Disturbed characters tend to crave stimulation and excitement and have an inordinate distaste for anything they might regard as “boring,” tedious, or mundane.
Disturbed characters think there’s nothing worse than admitting a mistake, backing down, or giving-in because it makes them look inadequate or “weak.”
Disturbed characters often think they’re so smart, so clever, or so “special” that they can do what most others wouldn’t dream of trying and somehow get away with it. They see themselves as “legends in their own minds.”
Disordered characters are primarily concerned about what they want at any given moment.
Disordered characters are prone to seeing things as they want to see them, not as they are.
From the first minute they think someone is asking something from them, they start planning how to resist.
Disordered characters hear what they want to hear, remember what they want to remember, and learn what they want to learn.
Disordered characters tend to perceive things in terms of black-and-white or all-or-none.
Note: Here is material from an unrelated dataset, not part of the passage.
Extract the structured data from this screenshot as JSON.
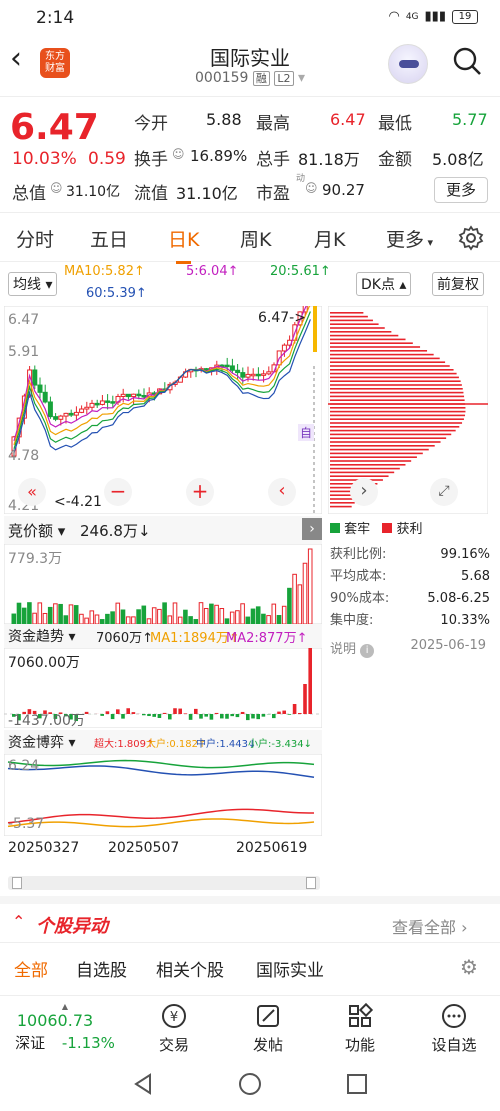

One of the biggest reasons why disturbed characters form relationships frequently characterized by various forms of abuse and exploitation is because they think of others as objects to possess.
When the disturbed character wants something, he doesn’t necessarily think about whether it’s right, good, or legal — or whether his pursuit of it might adversely affect anyone. He only cares that he wants it. His incessant concern for himself and the things that he desires creates a pattern of thinking which embodies an attitude of indifference to the rights, needs, wants, and expectations of others.